Training more often than not addresses a problem or gap, and if you want to build effective training, you need to know what that problem is from the get-go. In this video, learn how to determine the problem by using strategies such as meeting with stakeholders, interviewing people doing the job, or shadowing people doing the job.

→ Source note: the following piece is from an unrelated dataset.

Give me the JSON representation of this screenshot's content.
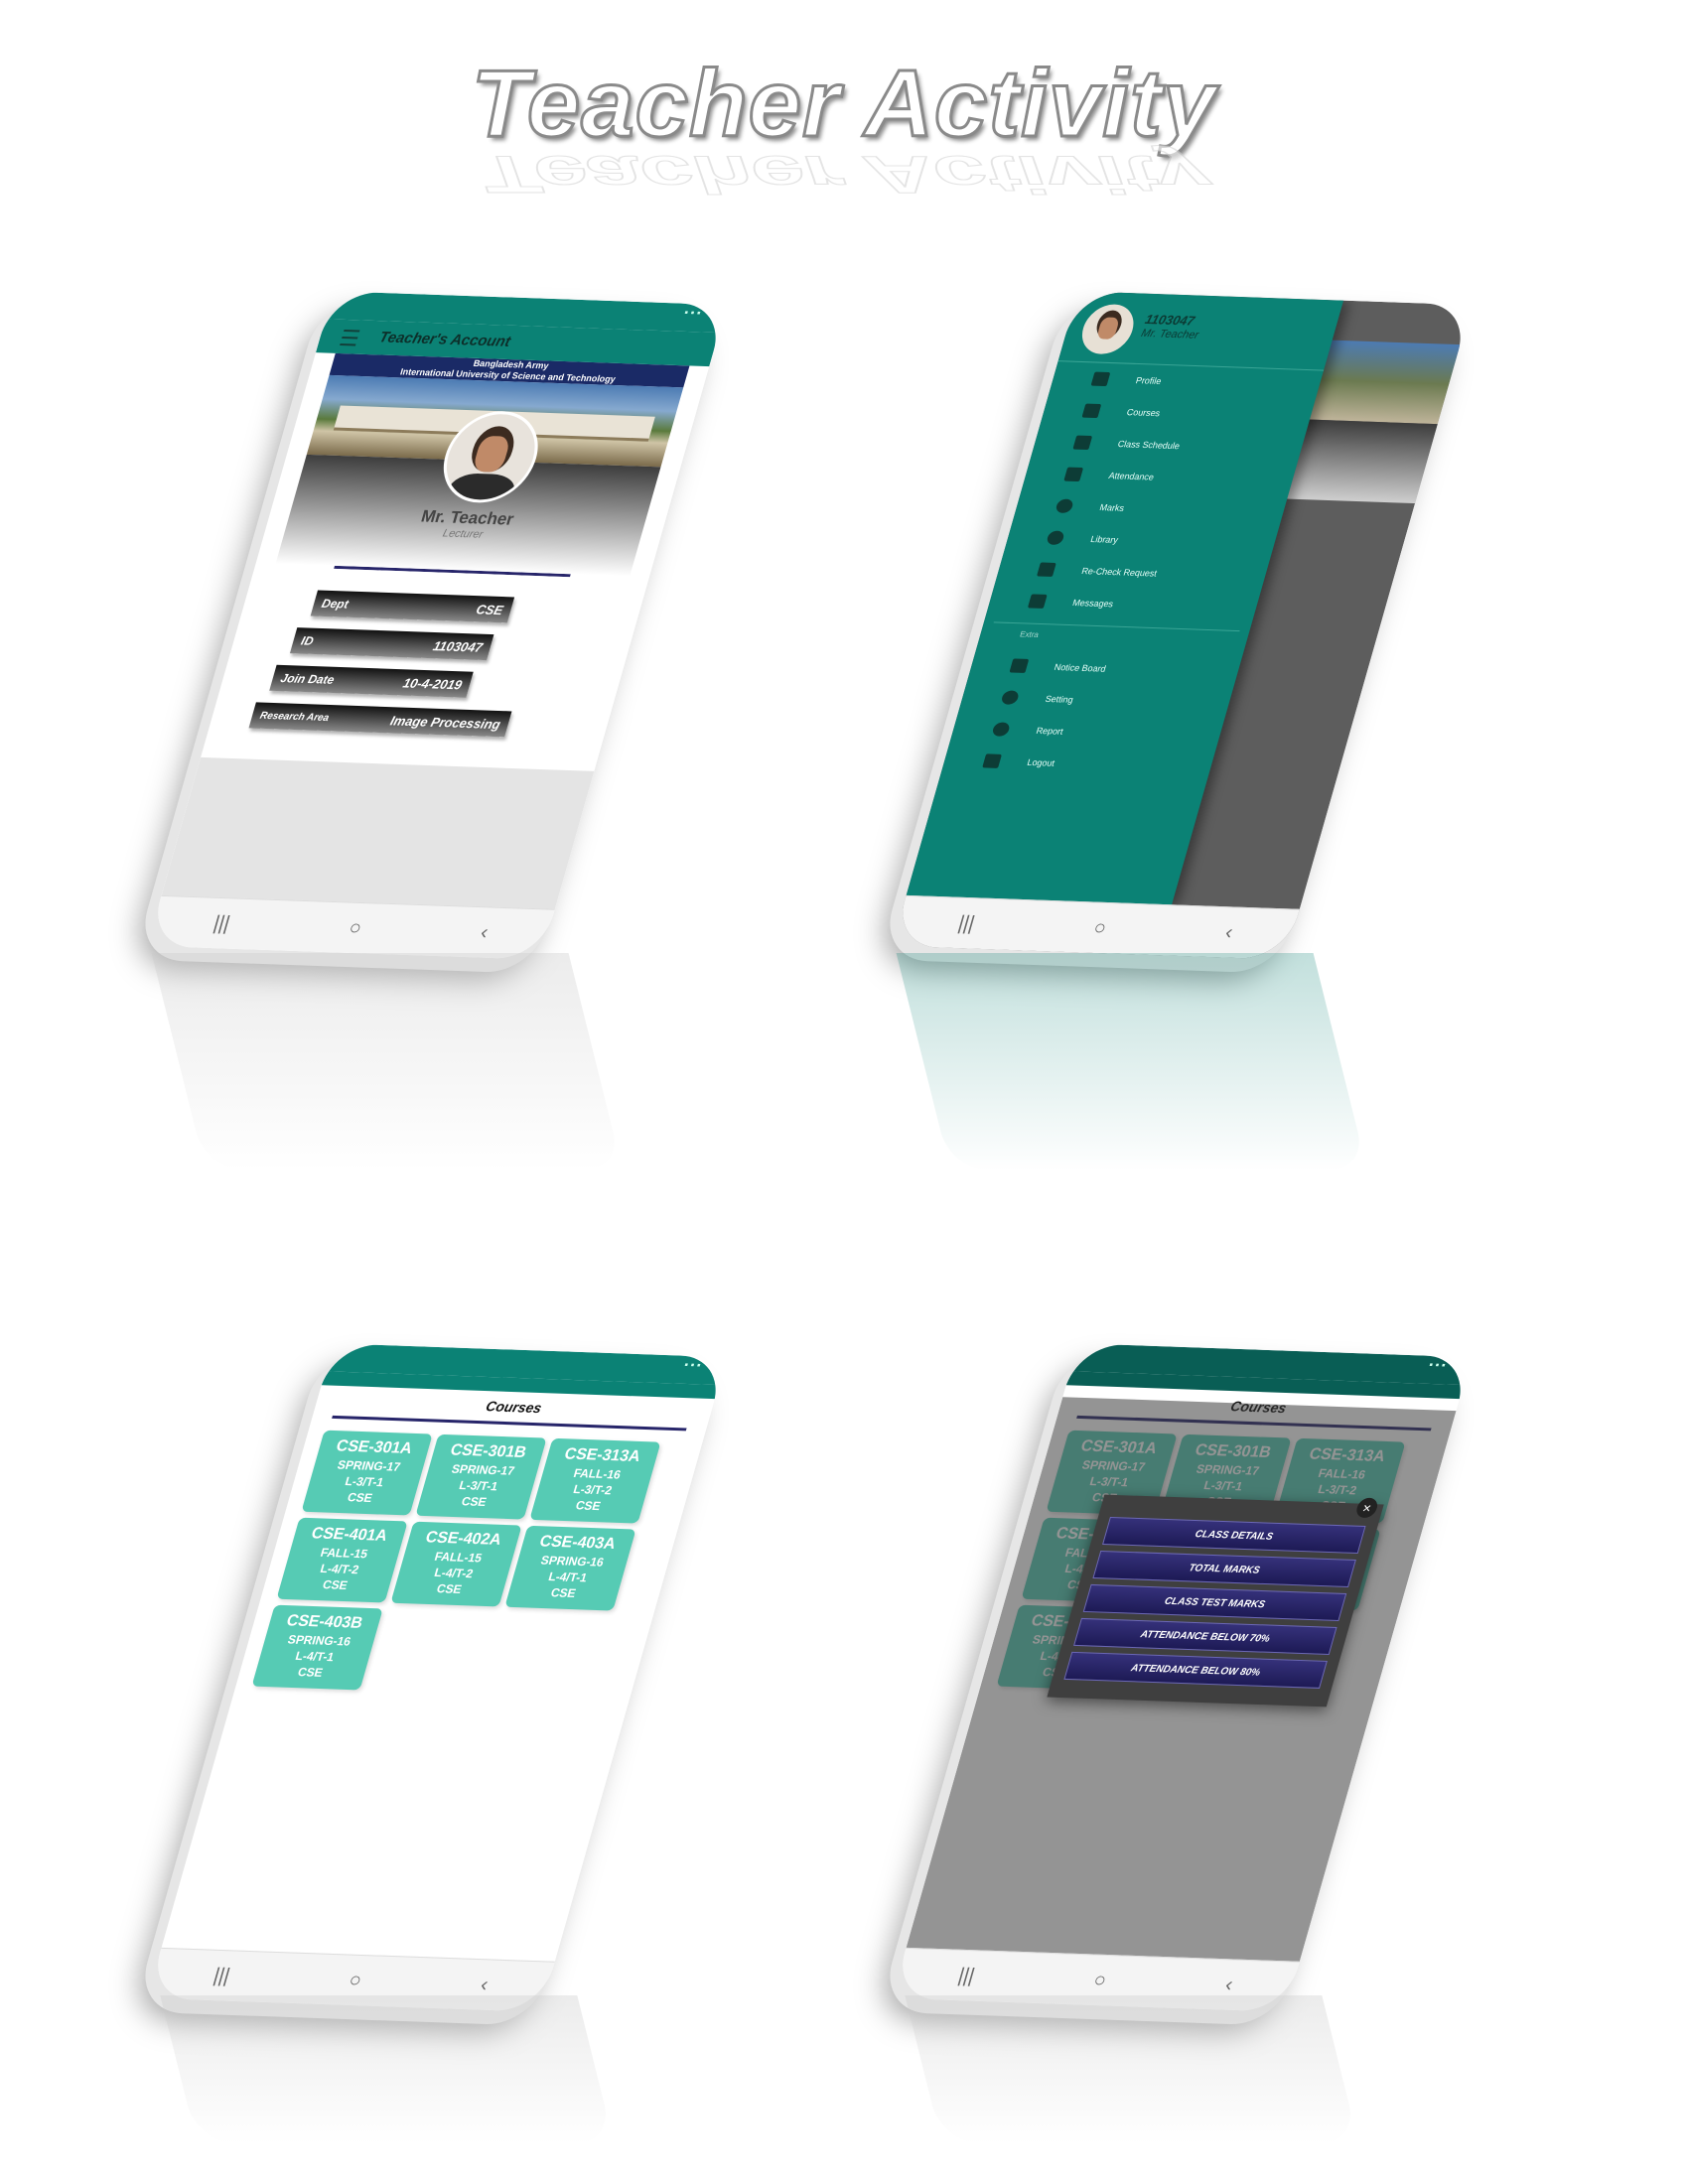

- Here's an interesting fact. Most stakeholders who ask you to create skills-based training aren't sure what the objective of the training should be, that is, the specific skills employees should be taught. They just have this feeling the training is needed. Stakeholders, by the way, are usually the people who attend your weekly meetings, managers and directors of some kind. They are the ones ultimately responsible for the training and who have the power to help you bring it to fruition. Your most important job as an instructional designer is to help your stakeholders identify the objective of the training. Doing this goes a long way in winning their trust. Often the objective is to shape a set of employee behaviors. For example, in sales training, it might be setting more appointments per month. In safety training, it might be something like wearing a specialized piece of protective equipment. Stakeholders are generally in a hurry for you to start building something, a PowerPoint deck, a leaders guide, an e-learning module. Often in those first few meetings, you're going to have to politely pump the brakes and begin to set some objectives. You can do that by saying something like this: so to move efficiently through this process, we'll have to establish a pretty tight focus. Now, training often responds to a problem or a performance issue that employees are having, so what tasks are employees struggling with? I recently said that very same thing to a group of stakeholders of a large construction company. I was designing vehicle safety training for them. And they stated that one big problem employees were having was speeding in company vehicles. Also, that employees weren't good at backing up big trucks and were often hitting things when doing so. So with that one simple question, what are employees struggling with, I began to set some objectives for the training: help reduce speeding and help employees learn how to back up those big trucks. Here are two suggestions for setting objectives. First, depending on the size of the project, it might take anywhere from a few days to a month or longer, so keep your cool. Resist the urge to build training stuff until you know what problems or issues the training is supposed to address. Next, make sure the problems you've identified are real problems by talking to the workers, who are your learners after all, about them. I strongly suggest you observe your learners as they go about their daily work. They'll help you understand the core issues in a way that stakeholders can't. Do you remember what I said your most important job was? That's right, to identify the objectives of the training. One way to do that is to ask stakeholders early in the process what workers are struggling with.
- Recall the most important job for an instructional designer.
- Name three cost-efficient, highly effective strategies that stakeholders can use in place of formal training.
- List three results that indicate an effective training program.
- Recognize steps that show changes in key performance indicators.
- Identify the stages in preparing a learning solution.
- Determine which strategy would prevent you from minimizing technical issues in your project development.